This year, the Writers in Residence programme welcomes acclaimed novelist and editor, Wyl Menmuir. Wyl’s bestselling debut novel, The Many was long-listed for the 2016 Man Booker Prize, and in November 2016, Nightjar Press published a limited edition chapbook of his story Rounds.

In a short interview, Wyl talked to me about his experience with the residency and gave some of his best tips for aspiring writers.

AC: What got you started with writing?

WM: I think it was probably the first book that I read that transported me to a totally different place. I remember that experience of totally forgetting where I was and at the end of it, I remember thinking that writers had some sort of crazy magic and I wanted to be able to do that for someone else. I guess I've wanted to do that since I was six or seven. Obviously it took me a long time to find the right story, but it's really gratifying to hear people say 'I was totally engrossed in your book, I was in that world'.

AC: Where do you think your inclination towards landscape writing comes from?

WM: It's not really a conscious thing, I don't think of myself as a writer of landscapes. I think of myself as (simply) writer. I guess it just happened to be that The Many was set in a little coastal village, and I want to immerse myself into visiting lots of little villages on the coast and sitting and watching life there. I picked out little details from different places and wove together my own place. I'm doing the same thing with the new novel, but it's with a big city. So I'm pulling together little details from different places that I know quite well. As far as that, I guess I'm a landscape writer, but hopefully also a writer of characters within that landscape.

AC: How did you become this year's Falmouth Writer-in-Residence?

WM:  I've been talking with Niamh and with Luke about being involved with the university in some way, and they approached me about possibly becoming the WIR. I can't even remember when it was, but really as soon as that came up, I just thought 'I've got to take that opportunity.'  I thought it was a real honour to be asked to do this, and be alongside the previous Writers in Residence, really prominent authors like Philip Marsden, Emily Barr and so many others. I was looking to do more work with students as well, helping other people with their writing, while concentrating on my second novel, so it's been the perfect opportunity.

AC: Obviously, your presence here helps our students enormously, but how would you say this residency benefits you?

WM: I think partly because it helps me feel like I'm doing something useful for someone else. Writing a novel, you can quite often make you think 'What am I doing that's useful for the world?'. Until that novel comes out, it could be that I'll work on it for a couple of years and nothing will come of it. I think when you're teaching something, it forces you to look at your own practice, your own writing, and then think 'Well, how should I do things differently, how might other people learn from the things that I'm saying?'

AC: Does it bring back the struggles you encountered in the first few years of your writing?

WM: Absolutely. I think there are common things, but also everyone's got a different approach, or a different type of story that they're trying to tell. I remember trying to stir my writing in the right way and I had some brilliant help from editors and other writers when I was writing my novel; I wanted to do the same for other people.

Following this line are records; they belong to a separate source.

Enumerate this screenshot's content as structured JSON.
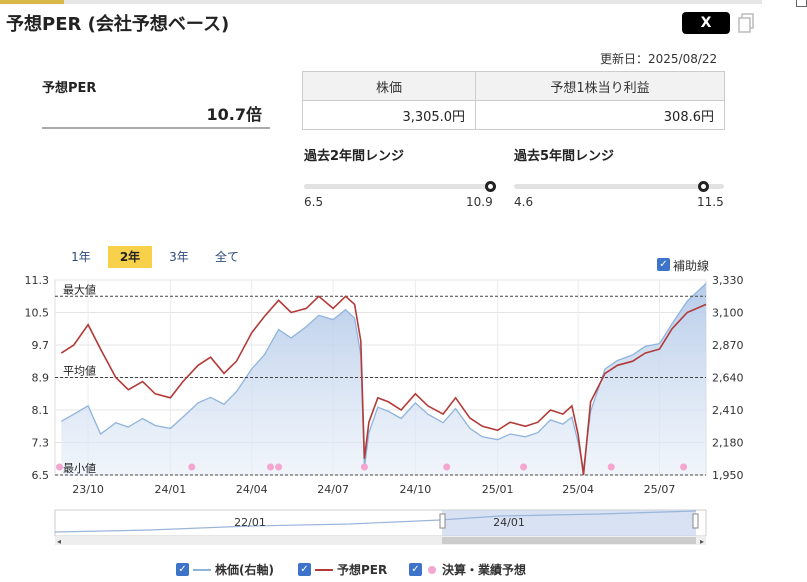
{
  "header": {
    "title": "予想PER (会社予想ベース)",
    "share_x_label": "X"
  },
  "updated": "更新日：2025/08/22",
  "per": {
    "label": "予想PER",
    "value": "10.7倍"
  },
  "table": {
    "headers": [
      "株価",
      "予想1株当り利益"
    ],
    "values": [
      "3,305.0円",
      "308.6円"
    ]
  },
  "ranges": [
    {
      "label": "過去2年間レンジ",
      "min": "6.5",
      "max": "10.9",
      "position": 0.98
    },
    {
      "label": "過去5年間レンジ",
      "min": "4.6",
      "max": "11.5",
      "position": 0.9
    }
  ],
  "periods": [
    "1年",
    "2年",
    "3年",
    "全て"
  ],
  "active_period": "2年",
  "aux_line_label": "補助線",
  "navigator": {
    "labels": [
      "22/01",
      "24/01"
    ]
  },
  "legend": {
    "price": "株価(右軸)",
    "per": "予想PER",
    "earnings": "決算・業績予想"
  },
  "colors": {
    "price_line": "#8fb4dc",
    "price_fill": "#c9d9ee",
    "per_line": "#b23a38",
    "earnings_dot": "#f4a6d0",
    "accent": "#f7d14a"
  },
  "chart_data": {
    "type": "line",
    "x_ticks": [
      "23/10",
      "24/01",
      "24/04",
      "24/07",
      "24/10",
      "25/01",
      "25/04",
      "25/07"
    ],
    "left_axis": {
      "ticks": [
        "11.3",
        "10.5",
        "9.7",
        "8.9",
        "8.1",
        "7.3",
        "6.5"
      ],
      "range": [
        6.5,
        11.3
      ]
    },
    "right_axis": {
      "ticks": [
        "3,330",
        "3,100",
        "2,870",
        "2,640",
        "2,410",
        "2,180",
        "1,950"
      ],
      "range": [
        1950,
        3330
      ]
    },
    "reference_lines": [
      {
        "label": "最大値",
        "value": 10.9
      },
      {
        "label": "平均値",
        "value": 8.9
      },
      {
        "label": "最小値",
        "value": 6.5
      }
    ],
    "series": [
      {
        "name": "予想PER",
        "axis": "left",
        "points": [
          [
            "2023-09-01",
            9.5
          ],
          [
            "2023-09-15",
            9.7
          ],
          [
            "2023-10-01",
            10.2
          ],
          [
            "2023-10-15",
            9.6
          ],
          [
            "2023-11-01",
            8.9
          ],
          [
            "2023-11-15",
            8.6
          ],
          [
            "2023-12-01",
            8.8
          ],
          [
            "2023-12-15",
            8.5
          ],
          [
            "2024-01-01",
            8.4
          ],
          [
            "2024-01-15",
            8.8
          ],
          [
            "2024-02-01",
            9.2
          ],
          [
            "2024-02-15",
            9.4
          ],
          [
            "2024-03-01",
            9.0
          ],
          [
            "2024-03-15",
            9.3
          ],
          [
            "2024-04-01",
            10.0
          ],
          [
            "2024-04-15",
            10.4
          ],
          [
            "2024-05-01",
            10.8
          ],
          [
            "2024-05-15",
            10.5
          ],
          [
            "2024-06-01",
            10.6
          ],
          [
            "2024-06-15",
            10.9
          ],
          [
            "2024-07-01",
            10.6
          ],
          [
            "2024-07-15",
            10.9
          ],
          [
            "2024-07-25",
            10.7
          ],
          [
            "2024-08-01",
            9.8
          ],
          [
            "2024-08-05",
            6.9
          ],
          [
            "2024-08-10",
            7.8
          ],
          [
            "2024-08-20",
            8.4
          ],
          [
            "2024-09-01",
            8.3
          ],
          [
            "2024-09-15",
            8.1
          ],
          [
            "2024-10-01",
            8.5
          ],
          [
            "2024-10-15",
            8.2
          ],
          [
            "2024-11-01",
            8.0
          ],
          [
            "2024-11-15",
            8.4
          ],
          [
            "2024-12-01",
            7.9
          ],
          [
            "2024-12-15",
            7.7
          ],
          [
            "2025-01-01",
            7.6
          ],
          [
            "2025-01-15",
            7.8
          ],
          [
            "2025-02-01",
            7.7
          ],
          [
            "2025-02-15",
            7.8
          ],
          [
            "2025-03-01",
            8.1
          ],
          [
            "2025-03-15",
            8.0
          ],
          [
            "2025-03-25",
            8.2
          ],
          [
            "2025-04-01",
            7.5
          ],
          [
            "2025-04-07",
            6.5
          ],
          [
            "2025-04-15",
            8.3
          ],
          [
            "2025-05-01",
            9.0
          ],
          [
            "2025-05-15",
            9.2
          ],
          [
            "2025-06-01",
            9.3
          ],
          [
            "2025-06-15",
            9.5
          ],
          [
            "2025-07-01",
            9.6
          ],
          [
            "2025-07-15",
            10.1
          ],
          [
            "2025-08-01",
            10.5
          ],
          [
            "2025-08-22",
            10.7
          ]
        ]
      },
      {
        "name": "株価(右軸)",
        "axis": "right",
        "points": [
          [
            "2023-09-01",
            2330
          ],
          [
            "2023-09-15",
            2380
          ],
          [
            "2023-10-01",
            2440
          ],
          [
            "2023-10-15",
            2240
          ],
          [
            "2023-11-01",
            2320
          ],
          [
            "2023-11-15",
            2290
          ],
          [
            "2023-12-01",
            2350
          ],
          [
            "2023-12-15",
            2300
          ],
          [
            "2024-01-01",
            2280
          ],
          [
            "2024-01-15",
            2360
          ],
          [
            "2024-02-01",
            2460
          ],
          [
            "2024-02-15",
            2500
          ],
          [
            "2024-03-01",
            2450
          ],
          [
            "2024-03-15",
            2540
          ],
          [
            "2024-04-01",
            2700
          ],
          [
            "2024-04-15",
            2800
          ],
          [
            "2024-05-01",
            2980
          ],
          [
            "2024-05-15",
            2920
          ],
          [
            "2024-06-01",
            3000
          ],
          [
            "2024-06-15",
            3080
          ],
          [
            "2024-07-01",
            3050
          ],
          [
            "2024-07-15",
            3120
          ],
          [
            "2024-07-25",
            3060
          ],
          [
            "2024-08-01",
            2800
          ],
          [
            "2024-08-05",
            2000
          ],
          [
            "2024-08-10",
            2250
          ],
          [
            "2024-08-20",
            2430
          ],
          [
            "2024-09-01",
            2400
          ],
          [
            "2024-09-15",
            2350
          ],
          [
            "2024-10-01",
            2460
          ],
          [
            "2024-10-15",
            2380
          ],
          [
            "2024-11-01",
            2320
          ],
          [
            "2024-11-15",
            2420
          ],
          [
            "2024-12-01",
            2280
          ],
          [
            "2024-12-15",
            2220
          ],
          [
            "2025-01-01",
            2200
          ],
          [
            "2025-01-15",
            2240
          ],
          [
            "2025-02-01",
            2220
          ],
          [
            "2025-02-15",
            2250
          ],
          [
            "2025-03-01",
            2340
          ],
          [
            "2025-03-15",
            2310
          ],
          [
            "2025-03-25",
            2360
          ],
          [
            "2025-04-01",
            2180
          ],
          [
            "2025-04-07",
            1990
          ],
          [
            "2025-04-15",
            2400
          ],
          [
            "2025-05-01",
            2700
          ],
          [
            "2025-05-15",
            2760
          ],
          [
            "2025-06-01",
            2800
          ],
          [
            "2025-06-15",
            2860
          ],
          [
            "2025-07-01",
            2880
          ],
          [
            "2025-07-15",
            3020
          ],
          [
            "2025-08-01",
            3180
          ],
          [
            "2025-08-22",
            3305
          ]
        ]
      }
    ],
    "earnings_markers": [
      "2023-08-30",
      "2024-01-25",
      "2024-04-22",
      "2024-05-01",
      "2024-08-05",
      "2024-11-05",
      "2025-01-30",
      "2025-05-08",
      "2025-07-28"
    ]
  }
}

AC: For those unable to attend your workshops, what three most important bits of advice would you give an aspiring writer?

WM: Number one, you've got to read. If you want to write, you have to read widely, but read really high-quality writers. I think that giving yourself something to aspire to, learning from the best writers, is the way of doing it, so everything from the classics, through to who's really at the cutting edge of writing now. Seek out those writers who are experimenting, who are pushing the fort forward, because really, what you want to be doing as a writer is not just repeating what's already out there, you want to be building on that and you want to innovate.

Number two, write the story that you want to read. I think that was the best bit of advice I was given. If you can find a story that interests you, is likely to interest other people as well. So find a story that hasn't been written or that you can tell in your unique way, and write that.

Thirdly, my overall best piece of advice is to finish what you've started. If you start that novel, see it through to completion. That's the important thing, to finish it. There are so many novels out there, just sitting in drawers, half finished. You don't want to be the one thinking in ten years 'I really wish I'd finished that novel'. Be the person who finishes it.

Two of Wyl's Creative Writing workshops with us in took place in classic, stunning Cornwall locations, Godrevy and Kennall Vale. These outings allowed students to draw inspiration from the amazing Cornish landscapes and write about them on-site. Although the elements were testing at times, everyone powered through, and in the end, some amazing writing emerged.

At the end of the residency, Wyl also delivered a public lecture on Fiction and the Search for Truth.

by Adriana Ciontea